ACTIVITY ::
Report, as a single number, how many lines of the records contain the word "Tabitha".

Segment Start: DATA SECTION

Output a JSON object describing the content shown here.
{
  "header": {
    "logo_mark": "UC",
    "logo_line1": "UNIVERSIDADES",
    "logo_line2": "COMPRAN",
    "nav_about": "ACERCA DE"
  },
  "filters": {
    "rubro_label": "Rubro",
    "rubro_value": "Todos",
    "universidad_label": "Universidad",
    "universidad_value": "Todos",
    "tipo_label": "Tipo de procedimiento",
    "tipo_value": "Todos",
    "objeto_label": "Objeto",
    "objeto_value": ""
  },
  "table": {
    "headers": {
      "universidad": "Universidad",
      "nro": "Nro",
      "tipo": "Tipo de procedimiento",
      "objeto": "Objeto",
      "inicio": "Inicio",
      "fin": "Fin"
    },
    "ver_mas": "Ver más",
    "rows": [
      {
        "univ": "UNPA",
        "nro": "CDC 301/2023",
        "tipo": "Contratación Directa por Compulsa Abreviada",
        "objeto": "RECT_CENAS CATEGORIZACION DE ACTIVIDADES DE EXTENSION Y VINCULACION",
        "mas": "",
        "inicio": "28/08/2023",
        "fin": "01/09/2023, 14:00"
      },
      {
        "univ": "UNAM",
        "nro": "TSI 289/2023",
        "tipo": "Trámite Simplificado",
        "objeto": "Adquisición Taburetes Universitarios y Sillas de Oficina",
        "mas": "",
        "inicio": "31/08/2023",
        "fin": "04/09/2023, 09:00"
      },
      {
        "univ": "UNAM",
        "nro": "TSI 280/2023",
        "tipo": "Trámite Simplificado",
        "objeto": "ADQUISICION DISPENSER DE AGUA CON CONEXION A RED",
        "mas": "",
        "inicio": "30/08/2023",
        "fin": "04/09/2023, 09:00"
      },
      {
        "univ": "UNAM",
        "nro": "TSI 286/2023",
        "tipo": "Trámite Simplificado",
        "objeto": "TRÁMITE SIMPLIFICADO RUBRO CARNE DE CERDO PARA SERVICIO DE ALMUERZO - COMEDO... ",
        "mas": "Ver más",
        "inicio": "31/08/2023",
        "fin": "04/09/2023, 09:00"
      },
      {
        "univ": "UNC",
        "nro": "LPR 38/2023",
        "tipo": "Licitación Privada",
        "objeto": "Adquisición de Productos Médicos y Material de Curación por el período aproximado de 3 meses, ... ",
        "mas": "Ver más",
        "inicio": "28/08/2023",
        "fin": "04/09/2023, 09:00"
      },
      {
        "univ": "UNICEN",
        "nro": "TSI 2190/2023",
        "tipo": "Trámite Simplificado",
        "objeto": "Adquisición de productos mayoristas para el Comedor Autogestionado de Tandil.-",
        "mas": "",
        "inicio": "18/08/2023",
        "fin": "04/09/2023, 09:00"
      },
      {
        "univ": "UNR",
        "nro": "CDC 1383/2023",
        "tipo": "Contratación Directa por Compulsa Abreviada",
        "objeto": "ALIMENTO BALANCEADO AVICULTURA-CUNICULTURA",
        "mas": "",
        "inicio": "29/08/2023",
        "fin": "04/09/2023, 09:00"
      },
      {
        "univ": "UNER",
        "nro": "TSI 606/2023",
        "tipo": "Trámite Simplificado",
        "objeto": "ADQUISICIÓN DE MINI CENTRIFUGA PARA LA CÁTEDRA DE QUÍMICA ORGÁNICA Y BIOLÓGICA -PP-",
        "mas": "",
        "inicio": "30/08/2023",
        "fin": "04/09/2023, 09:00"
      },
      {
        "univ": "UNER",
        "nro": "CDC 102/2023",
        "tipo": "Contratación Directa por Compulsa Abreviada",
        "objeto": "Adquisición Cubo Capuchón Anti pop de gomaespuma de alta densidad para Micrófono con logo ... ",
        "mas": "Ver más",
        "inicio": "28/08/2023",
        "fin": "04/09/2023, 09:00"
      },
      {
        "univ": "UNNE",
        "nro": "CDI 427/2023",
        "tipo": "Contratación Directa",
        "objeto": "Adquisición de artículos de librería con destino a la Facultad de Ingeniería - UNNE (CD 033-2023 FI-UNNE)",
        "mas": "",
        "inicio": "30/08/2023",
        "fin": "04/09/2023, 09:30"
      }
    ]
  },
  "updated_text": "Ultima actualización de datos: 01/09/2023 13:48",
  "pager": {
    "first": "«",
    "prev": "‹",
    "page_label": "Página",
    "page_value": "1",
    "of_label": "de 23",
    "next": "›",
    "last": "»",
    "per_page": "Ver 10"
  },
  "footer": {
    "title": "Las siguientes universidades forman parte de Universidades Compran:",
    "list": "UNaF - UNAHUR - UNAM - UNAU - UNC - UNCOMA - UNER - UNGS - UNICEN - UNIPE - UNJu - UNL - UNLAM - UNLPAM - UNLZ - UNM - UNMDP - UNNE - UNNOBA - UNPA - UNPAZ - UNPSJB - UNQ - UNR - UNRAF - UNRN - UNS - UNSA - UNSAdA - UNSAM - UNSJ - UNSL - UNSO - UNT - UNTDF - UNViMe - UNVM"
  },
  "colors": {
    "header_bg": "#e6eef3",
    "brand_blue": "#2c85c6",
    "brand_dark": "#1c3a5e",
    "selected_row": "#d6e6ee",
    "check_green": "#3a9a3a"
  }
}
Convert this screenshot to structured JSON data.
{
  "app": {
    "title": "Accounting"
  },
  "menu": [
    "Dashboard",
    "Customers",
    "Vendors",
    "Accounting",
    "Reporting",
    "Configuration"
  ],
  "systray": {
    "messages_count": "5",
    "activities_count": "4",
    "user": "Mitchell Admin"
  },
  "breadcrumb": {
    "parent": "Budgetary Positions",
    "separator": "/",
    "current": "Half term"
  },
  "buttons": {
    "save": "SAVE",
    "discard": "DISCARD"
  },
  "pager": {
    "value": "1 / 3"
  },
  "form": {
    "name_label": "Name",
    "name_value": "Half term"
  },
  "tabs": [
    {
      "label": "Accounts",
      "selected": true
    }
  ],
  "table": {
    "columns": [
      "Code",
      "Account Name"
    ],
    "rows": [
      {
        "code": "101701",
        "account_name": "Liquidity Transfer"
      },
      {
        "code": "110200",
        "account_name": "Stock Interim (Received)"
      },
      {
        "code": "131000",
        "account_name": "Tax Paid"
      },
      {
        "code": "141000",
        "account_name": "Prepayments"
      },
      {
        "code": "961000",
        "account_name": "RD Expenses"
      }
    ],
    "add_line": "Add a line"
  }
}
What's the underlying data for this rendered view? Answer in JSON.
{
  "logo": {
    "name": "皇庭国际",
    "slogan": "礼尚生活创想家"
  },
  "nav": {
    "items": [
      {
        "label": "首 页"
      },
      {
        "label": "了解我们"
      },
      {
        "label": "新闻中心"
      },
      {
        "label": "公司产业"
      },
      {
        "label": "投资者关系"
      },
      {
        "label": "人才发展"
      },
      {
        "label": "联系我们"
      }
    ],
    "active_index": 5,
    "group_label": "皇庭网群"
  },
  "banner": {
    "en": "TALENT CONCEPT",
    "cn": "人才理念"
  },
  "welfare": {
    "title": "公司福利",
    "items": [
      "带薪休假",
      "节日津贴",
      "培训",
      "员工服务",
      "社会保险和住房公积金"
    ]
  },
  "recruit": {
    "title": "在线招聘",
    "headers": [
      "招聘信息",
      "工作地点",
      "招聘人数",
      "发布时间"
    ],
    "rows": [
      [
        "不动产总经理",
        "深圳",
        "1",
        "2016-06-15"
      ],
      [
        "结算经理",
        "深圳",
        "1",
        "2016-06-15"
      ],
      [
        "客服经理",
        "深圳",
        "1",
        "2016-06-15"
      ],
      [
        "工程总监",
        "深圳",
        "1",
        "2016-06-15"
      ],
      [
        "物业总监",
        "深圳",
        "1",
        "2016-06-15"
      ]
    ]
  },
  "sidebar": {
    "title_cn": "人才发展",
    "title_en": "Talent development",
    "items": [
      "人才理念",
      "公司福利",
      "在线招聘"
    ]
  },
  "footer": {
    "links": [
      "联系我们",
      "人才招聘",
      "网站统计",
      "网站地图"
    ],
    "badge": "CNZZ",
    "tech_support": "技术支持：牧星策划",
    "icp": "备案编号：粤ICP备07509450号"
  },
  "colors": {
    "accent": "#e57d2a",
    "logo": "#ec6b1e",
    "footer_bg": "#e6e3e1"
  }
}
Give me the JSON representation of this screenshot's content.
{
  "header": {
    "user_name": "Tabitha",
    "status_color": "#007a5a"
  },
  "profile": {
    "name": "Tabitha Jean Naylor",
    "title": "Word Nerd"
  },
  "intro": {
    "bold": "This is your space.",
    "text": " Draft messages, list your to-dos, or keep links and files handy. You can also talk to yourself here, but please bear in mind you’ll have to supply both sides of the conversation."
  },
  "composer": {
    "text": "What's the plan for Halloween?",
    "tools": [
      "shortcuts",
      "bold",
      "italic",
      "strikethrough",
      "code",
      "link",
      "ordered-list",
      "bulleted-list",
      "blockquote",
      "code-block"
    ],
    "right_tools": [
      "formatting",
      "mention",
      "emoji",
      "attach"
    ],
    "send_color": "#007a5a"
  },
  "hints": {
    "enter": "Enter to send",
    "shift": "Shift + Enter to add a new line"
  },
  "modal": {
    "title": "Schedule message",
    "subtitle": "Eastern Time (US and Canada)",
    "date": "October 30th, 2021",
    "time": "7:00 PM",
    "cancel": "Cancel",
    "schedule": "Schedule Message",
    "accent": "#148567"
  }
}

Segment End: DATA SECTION

YOUR SOLUTION ::
2